The need to apply a multi-sectoral approach for the management of IAS was a theme that was returned to in the afternoon session on Facilitation of international trade and safeguarding biodiversity from the spread of invasive alien species which are pests of plants. The IPPC Secretariat introduced the side session topic, noting that the IPPC is recognized as a Biodiversity-related Convention and, as such, it is a member of the Liaison Group of Biodiversity-related Conventions (BLG). Ms Junko Shimura, Secretariat of the Convention on Biological Diversity, provided an overview of the Aichi Biodiversity Target 9 which states that “by 2020, invasive alien species and pathways are identified and prioritized, priority species are controlled or eradicated, and measures are in place to manage pathways to prevent their introduction and establishment.” She also explained the Sustainable Development Goal target 15.8 which states that “measures should be introduced to prevent the introduction, and significantly reduce the impact of, invasive alien species on land and water ecosystems, and control or eradicate the priority species.” Both of these targets are ambitious and time bound. She went on to give an overview of the official financial mechanism for the implementation of the CBD, the Global Environment Facility (GEF). She noted that the next cycle of GEF funding will begin in 2018, and invasive alien species are one of the issues that it will likely address.
In the next presentation, Melanie Bateman of CABI Switzerland presented on the GEF-funded project Removing Barriers to Invasive Species Management in Production and Protected Forests in Southeast Asia (FORIS) which was implemented in Cambodia, Indonesia, the Philippines and Vietnam from 2012 to 2016. She noted that the FORIS project sought to support the overall goal of conserving globally important forests from invasive alien species by addressing barriers such as regulatory gaps. The FORIS project was multi-sectoral, involving Ministries of the Environment, Forestry, etc. and agencies such as those which are charged with wildlife management and biodiversity. NPPOs were also key players. A video contribution from A. Sivapragasam, Director of CABI’s Southeast Asia Regional Centre, provided further information on the issues addressed by the FORIS project and the project’s achievements. These included the development of national multi-stakeholder coordination mechanisms for IAS management, the preparation of national IAS strategies and action plans as well increased regional cooperation. Alien Hunters in Indonesia, a documentary film on invasive alien weeds and their management in Indonesia, was one output of the project. It was shown on approximately 25 TV channels in 15 countries, with an estimated 250 million viewers, making a significant contribution to awareness-raising on the issue of invasive alien species. At the conclusion of the presentations from the CBD and CABI, the IPPC Secretariat reiterated that the NPPOs should seek conversation and interaction with the environmental sector at national level.

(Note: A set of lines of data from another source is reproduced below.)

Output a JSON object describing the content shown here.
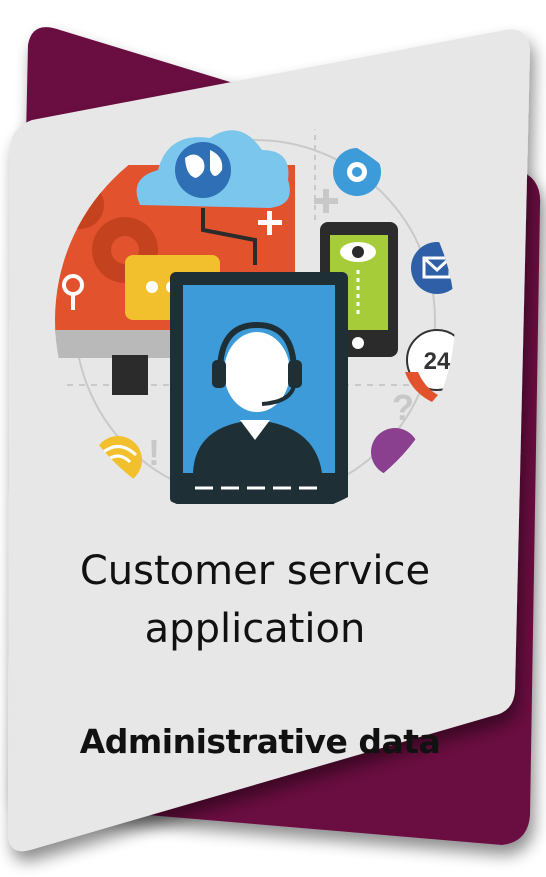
{
  "card": {
    "title_line_1": "Customer service",
    "title_line_2": "application",
    "subtitle": "Administrative data"
  },
  "illustration": {
    "clock_label": "24",
    "icons": [
      "globe-icon",
      "cloud-icon",
      "gear-icon",
      "envelope-icon",
      "eye-icon",
      "chat-bubble-icon",
      "headset-agent-icon",
      "clock-24-icon",
      "phone-handset-icon",
      "wifi-icon",
      "question-mark-icon",
      "exclamation-icon",
      "map-pin-icon",
      "plus-icon"
    ]
  },
  "colors": {
    "back_panel": "#6b1040",
    "card": "#e7e7e7",
    "monitor": "#e2522d",
    "tablet_frame": "#1f2f36",
    "tablet_screen": "#3d9bd9",
    "cloud": "#7bc6ec",
    "chat": "#f2c02c",
    "phone_screen": "#a6cc3a",
    "envelope_circle": "#2f5fa7"
  }
}
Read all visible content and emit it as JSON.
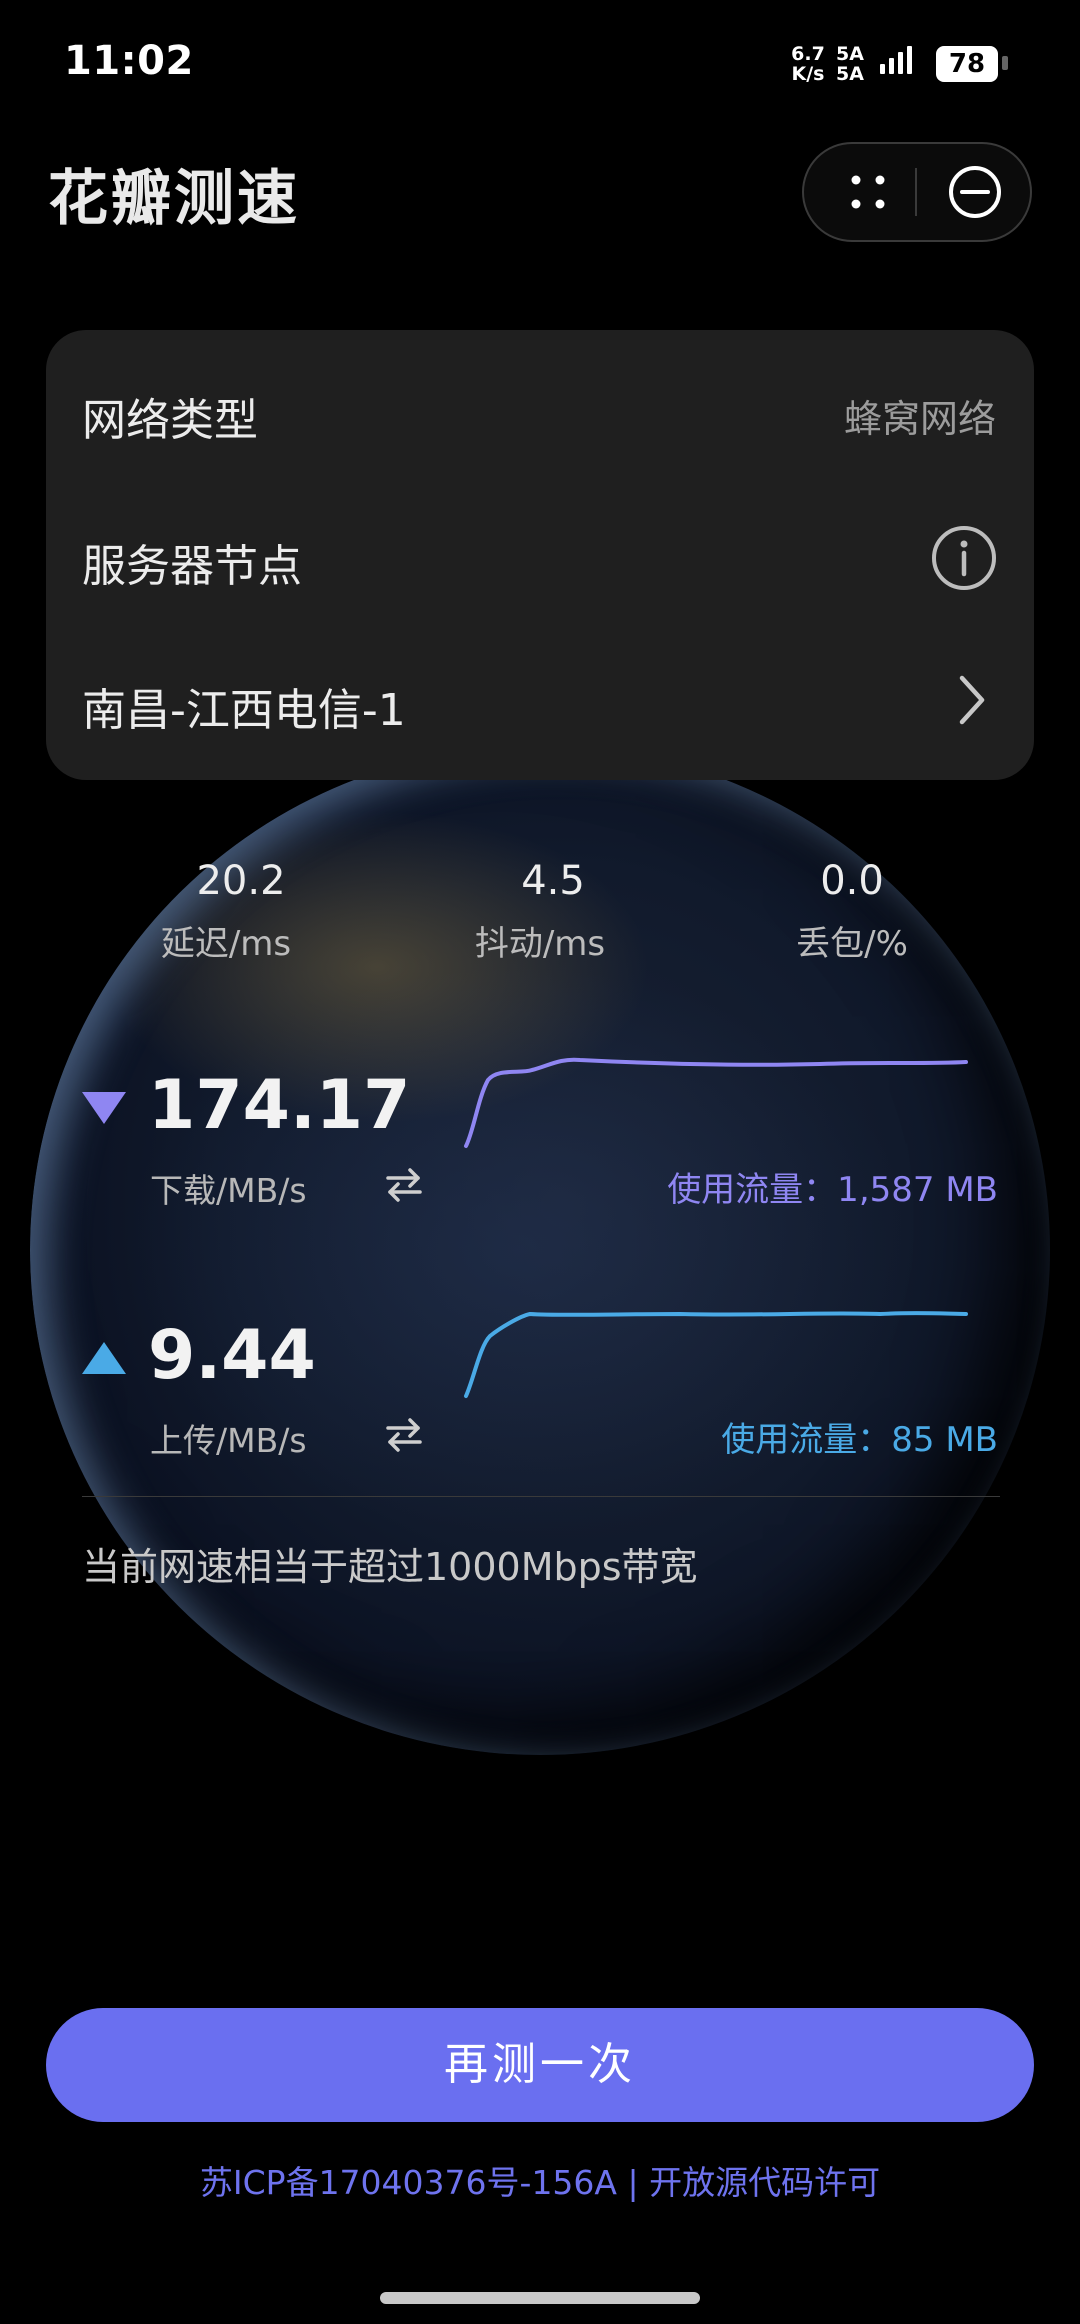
{
  "status_bar": {
    "time": "11:02",
    "net_speed_value": "6.7",
    "net_speed_unit": "K/s",
    "signal_1": "5A",
    "signal_2": "5A",
    "battery": "78"
  },
  "app": {
    "title": "花瓣测速"
  },
  "info_card": {
    "network_type_label": "网络类型",
    "network_type_value": "蜂窝网络",
    "server_node_label": "服务器节点",
    "server_name": "南昌-江西电信-1"
  },
  "metrics": [
    {
      "value": "20.2",
      "label": "延迟/ms"
    },
    {
      "value": "4.5",
      "label": "抖动/ms"
    },
    {
      "value": "0.0",
      "label": "丢包/%"
    }
  ],
  "download": {
    "value": "174.17",
    "label": "下载/MB/s",
    "usage": "使用流量：1,587 MB",
    "color": "#8f86f2",
    "icon": "triangle-down-icon"
  },
  "upload": {
    "value": "9.44",
    "label": "上传/MB/s",
    "usage": "使用流量：85 MB",
    "color": "#4aaae6",
    "icon": "triangle-up-icon"
  },
  "bandwidth_note": "当前网速相当于超过1000Mbps带宽",
  "retest_button": "再测一次",
  "footer": "苏ICP备17040376号-156A | 开放源代码许可",
  "colors": {
    "accent": "#6a6ff0",
    "card_bg": "#1f1f1f"
  }
}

Other talks during the day covered topics such as an assessment of the implementation of a key standard on the movement of wood packing material in international trade (ISPM 15), the new WTO Agreement on Trade Facilitation which went into force in February of this year, ePhyto, and the new plant health regime in the European Union.
Presentations from the side events will be made available at http://www.phytosanitary.info/
Contributed by Melanie Bateman, CABI